I posted this in a forum as a response to Alex Ross’s recent column “Why Do We Hate Classical Music?“, in the Guardian:

I’m afraid I find Ross’s argument hackneyed, as well as a bit confused.

First, the problem of new artists versus old masters. This isn’t unique to music at all. In fact the only exception to the rule I can think of is cinema, in which the mass audience generally dismisses anything over 20 years old. But then, in that field, there have been undeniable technical advances which make most earlier films look primitive – there isn’t really comparable technicological drift in other fields.

Second, the comparisons in other fields are in many respects invalid. Architects and painters in particular rely on an extremely small group of patrons for their success (or failure), whereas music really needs a mass audience.

Third, you will actually find people who disagree with the Modernist “icons”, despite the weight of conventional wisdom. For instance, we had a debate on the merits of Picasso in this forum earlier this year. I think a number of these icons remain so because of the strenuous vocalisations of a tiny minority, rather than their inherent values.

At the core of Ross’s piece is the same old controversy about “outdated” tonality suppressing “historically inevitable” atonality. If it is suppressed, it’s because people want it suppressed. And in my listening experience, it’s not even because atonal music is difficult, but because it’s boring. If the notes occur because of some extra-musical schema, their harmonic relationship is essentially random, and thus meaningless. And even outside this consideration, atonalists seem to me generally incapable of constructing a rhetorical or dramatic flow to a piece that makes it engaging. (But this is something even modern tonalists seem to lack.)

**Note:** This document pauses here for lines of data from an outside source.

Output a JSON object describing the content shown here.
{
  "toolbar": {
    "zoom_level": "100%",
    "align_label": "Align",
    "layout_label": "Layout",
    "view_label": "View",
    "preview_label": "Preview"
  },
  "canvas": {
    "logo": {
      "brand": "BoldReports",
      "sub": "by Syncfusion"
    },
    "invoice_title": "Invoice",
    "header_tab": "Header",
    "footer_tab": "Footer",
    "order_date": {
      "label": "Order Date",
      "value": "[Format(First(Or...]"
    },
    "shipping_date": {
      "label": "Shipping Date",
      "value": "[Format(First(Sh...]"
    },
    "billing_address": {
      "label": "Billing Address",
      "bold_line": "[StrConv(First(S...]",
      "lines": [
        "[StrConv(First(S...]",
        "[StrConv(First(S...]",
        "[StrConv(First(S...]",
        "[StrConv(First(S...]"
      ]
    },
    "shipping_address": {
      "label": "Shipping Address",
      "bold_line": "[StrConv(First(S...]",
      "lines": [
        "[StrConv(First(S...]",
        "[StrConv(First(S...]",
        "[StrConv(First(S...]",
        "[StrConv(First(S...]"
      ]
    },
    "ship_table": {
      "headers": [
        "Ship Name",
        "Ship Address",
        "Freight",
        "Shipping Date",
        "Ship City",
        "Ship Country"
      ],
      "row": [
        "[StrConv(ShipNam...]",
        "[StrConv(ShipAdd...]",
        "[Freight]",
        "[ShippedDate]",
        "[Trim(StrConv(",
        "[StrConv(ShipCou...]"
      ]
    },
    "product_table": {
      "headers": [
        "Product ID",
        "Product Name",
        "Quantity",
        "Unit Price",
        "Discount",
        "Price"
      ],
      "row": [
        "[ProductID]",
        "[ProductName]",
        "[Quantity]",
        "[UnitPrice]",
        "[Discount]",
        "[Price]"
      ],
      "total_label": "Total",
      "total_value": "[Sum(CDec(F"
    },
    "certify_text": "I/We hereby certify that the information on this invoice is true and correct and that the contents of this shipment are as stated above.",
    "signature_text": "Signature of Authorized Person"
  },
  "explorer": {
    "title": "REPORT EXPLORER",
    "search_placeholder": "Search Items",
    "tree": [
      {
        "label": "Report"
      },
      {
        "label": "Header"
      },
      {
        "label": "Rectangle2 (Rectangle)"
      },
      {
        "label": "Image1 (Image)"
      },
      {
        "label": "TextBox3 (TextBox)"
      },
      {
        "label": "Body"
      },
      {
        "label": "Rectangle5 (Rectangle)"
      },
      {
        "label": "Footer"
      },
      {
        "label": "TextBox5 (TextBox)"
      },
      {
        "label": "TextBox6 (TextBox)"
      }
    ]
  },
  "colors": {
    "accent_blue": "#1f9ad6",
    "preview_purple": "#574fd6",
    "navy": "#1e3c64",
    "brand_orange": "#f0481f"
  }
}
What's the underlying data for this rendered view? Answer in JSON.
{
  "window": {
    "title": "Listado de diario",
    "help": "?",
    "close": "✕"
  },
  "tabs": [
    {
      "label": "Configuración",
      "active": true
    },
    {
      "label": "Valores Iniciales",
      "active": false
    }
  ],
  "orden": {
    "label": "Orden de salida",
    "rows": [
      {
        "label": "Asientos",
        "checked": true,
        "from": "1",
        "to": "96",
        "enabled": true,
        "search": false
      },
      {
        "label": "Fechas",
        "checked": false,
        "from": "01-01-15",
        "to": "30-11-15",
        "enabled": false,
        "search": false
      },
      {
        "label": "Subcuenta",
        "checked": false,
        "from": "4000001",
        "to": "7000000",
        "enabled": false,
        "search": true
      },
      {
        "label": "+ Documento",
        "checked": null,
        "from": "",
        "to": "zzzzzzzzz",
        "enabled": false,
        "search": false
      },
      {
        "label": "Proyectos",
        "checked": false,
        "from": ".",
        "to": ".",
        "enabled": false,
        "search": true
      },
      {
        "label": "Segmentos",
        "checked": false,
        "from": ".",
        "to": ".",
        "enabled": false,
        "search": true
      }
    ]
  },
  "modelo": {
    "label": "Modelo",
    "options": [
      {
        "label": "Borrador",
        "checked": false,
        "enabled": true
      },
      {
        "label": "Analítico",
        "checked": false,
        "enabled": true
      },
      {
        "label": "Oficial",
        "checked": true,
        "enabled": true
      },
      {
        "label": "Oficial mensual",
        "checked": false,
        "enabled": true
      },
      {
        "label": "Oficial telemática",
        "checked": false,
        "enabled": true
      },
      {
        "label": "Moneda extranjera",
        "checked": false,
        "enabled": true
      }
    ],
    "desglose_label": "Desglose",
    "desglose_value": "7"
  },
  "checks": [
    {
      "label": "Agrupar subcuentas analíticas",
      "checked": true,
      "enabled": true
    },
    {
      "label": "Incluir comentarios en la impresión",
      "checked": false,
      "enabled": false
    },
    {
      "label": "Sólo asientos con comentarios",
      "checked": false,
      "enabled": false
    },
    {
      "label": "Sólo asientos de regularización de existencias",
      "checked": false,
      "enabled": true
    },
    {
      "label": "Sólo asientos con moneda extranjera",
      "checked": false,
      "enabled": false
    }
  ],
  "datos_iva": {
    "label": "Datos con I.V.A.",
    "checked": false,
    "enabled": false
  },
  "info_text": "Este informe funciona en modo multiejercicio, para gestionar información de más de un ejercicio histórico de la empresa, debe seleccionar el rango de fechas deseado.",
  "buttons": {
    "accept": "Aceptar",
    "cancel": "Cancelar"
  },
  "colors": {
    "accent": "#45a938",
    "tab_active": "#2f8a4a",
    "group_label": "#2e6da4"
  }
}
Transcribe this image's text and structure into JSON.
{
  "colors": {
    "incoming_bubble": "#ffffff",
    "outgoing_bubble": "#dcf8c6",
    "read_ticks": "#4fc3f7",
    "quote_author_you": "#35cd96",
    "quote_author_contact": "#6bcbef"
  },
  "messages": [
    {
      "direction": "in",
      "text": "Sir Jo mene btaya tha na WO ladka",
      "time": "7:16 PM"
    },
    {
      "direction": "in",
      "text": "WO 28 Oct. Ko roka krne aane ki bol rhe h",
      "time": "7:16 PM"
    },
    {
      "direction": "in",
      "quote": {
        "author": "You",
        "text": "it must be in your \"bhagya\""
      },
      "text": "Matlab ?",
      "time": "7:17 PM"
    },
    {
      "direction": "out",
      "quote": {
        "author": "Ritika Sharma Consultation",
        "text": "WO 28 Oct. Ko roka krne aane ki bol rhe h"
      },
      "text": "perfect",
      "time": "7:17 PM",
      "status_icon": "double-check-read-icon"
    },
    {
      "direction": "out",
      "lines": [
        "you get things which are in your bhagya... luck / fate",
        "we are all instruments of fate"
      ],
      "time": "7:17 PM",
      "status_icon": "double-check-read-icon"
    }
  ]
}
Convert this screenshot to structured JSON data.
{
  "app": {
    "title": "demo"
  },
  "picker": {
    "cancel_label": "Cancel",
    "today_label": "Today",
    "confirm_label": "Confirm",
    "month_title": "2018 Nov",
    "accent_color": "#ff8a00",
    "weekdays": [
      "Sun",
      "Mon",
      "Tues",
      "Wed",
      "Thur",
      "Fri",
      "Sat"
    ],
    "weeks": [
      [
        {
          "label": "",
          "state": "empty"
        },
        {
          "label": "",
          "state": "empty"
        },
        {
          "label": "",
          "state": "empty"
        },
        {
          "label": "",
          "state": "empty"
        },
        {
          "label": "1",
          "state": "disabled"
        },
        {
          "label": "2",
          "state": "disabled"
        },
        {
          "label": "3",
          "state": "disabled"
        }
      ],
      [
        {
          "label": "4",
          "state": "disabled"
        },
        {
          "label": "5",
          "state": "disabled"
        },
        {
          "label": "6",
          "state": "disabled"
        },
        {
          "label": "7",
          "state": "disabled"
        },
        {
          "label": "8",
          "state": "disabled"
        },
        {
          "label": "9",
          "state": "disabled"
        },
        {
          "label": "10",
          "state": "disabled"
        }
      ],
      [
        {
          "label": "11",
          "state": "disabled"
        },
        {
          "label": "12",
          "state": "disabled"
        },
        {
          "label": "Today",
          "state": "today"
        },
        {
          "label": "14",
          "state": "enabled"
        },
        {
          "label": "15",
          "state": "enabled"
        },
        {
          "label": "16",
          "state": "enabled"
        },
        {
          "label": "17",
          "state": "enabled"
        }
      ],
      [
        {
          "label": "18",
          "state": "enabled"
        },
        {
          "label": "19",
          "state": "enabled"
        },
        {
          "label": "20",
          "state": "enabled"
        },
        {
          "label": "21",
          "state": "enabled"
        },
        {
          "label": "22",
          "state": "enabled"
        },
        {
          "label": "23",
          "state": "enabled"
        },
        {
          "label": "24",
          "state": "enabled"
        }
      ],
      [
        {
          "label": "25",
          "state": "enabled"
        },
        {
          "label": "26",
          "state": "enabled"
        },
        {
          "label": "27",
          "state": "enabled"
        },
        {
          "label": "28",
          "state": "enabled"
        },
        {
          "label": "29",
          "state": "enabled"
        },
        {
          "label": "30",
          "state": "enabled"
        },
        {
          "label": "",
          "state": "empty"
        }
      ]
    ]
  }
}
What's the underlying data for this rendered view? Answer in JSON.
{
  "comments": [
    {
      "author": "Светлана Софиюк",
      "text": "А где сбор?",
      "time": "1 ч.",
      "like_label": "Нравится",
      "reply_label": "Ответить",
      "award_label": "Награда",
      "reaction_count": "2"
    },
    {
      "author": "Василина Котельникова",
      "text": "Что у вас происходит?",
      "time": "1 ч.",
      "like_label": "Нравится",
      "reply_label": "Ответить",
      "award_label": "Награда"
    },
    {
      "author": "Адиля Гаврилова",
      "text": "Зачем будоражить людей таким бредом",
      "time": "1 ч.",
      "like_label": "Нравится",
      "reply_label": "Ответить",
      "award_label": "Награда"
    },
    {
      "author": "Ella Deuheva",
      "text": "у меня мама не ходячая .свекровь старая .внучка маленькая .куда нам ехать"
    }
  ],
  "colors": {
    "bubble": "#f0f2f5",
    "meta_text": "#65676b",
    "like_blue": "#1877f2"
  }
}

Indeed, it’s striking that film-makers have made lavish use of the same dissonances that concertgoers have found so alienating. Stanley Kubrick’s 2001: A Space Odyssey, with its hallucinatory Gy├Ârgy Ligeti soundtrack, mesmerised millions in the late 1960s. … If the human ear were instinctively hostile to dissonance, these and 1,000 other Hollywood productions would have failed.

This is a junk argument, partly because music accompanying a dramatic visual experience is processed differently to “pure” music, and mostly because atonal music in film always represents or evokes an alienating, horrific, or inhuman experience. It does this because it sounds “wrong”, and I would argue this wrongness stems from a cause that is biological, not “merely” cultural. (Inverted commas around “merely”, because I disagree with the Modernist idea that culture, particularly Western culture, must be undermined and overthrown).

Here are my thoughts on the biological necessity of tonally-based music:

1) Humans are wired to be pattern-finders. Presented with any complex, apparently chaotic system, we look for patterns and meanings. So strong is this instinct that we even find patterns and meanings in places where they don’t exist.

Music is complex, particularly classical music, and we derive pleasure from identifying and following its patterns, regardless of whether we identify these patterns as emotions or technical phenomena. There is an element of trust involved. We want to believe that there is some conscious intent behind the meanings we discover (just as we want to believe in God). For this reason, we have limited patience for music derived, or apparently derived, by chance.

2) Perhaps more controversially, I believe humans are programmed to find specific meanings in tonal relationships.

These meanings are both emotional and spatial. Two notes, the second a tone higher than the first, form a relationship which we cannot help but take as implying a change of elevation both physical and emotional. If the order of the notes is reversed, it must represent a decline or a reduction both physical and emotional. These meanings have value and interest to us, in as much as they are analogous to information about the real world.

If we introduce more notes, the meaning becomes more complex, thus more interesting and valuable. The use of several different tonalities/harmonies in close proximity brings a new dimension, which I suggest implies the simultaneous existence of multiple viewpoints, or places, in other words the complexities of community, or geography.

I assume you can see where I’m going with this. Tonality is a grid on which we can plot meaning. If we take away the grid, we are left with parts which are unrelated. Unrelated parts do not have meaning. Things without meaning are not interesting.

All this is not to say that tonal music cannot be incredibly boring, of course! The minimalists abuse tonality in another way, by repetition, but that’s an argument for another time.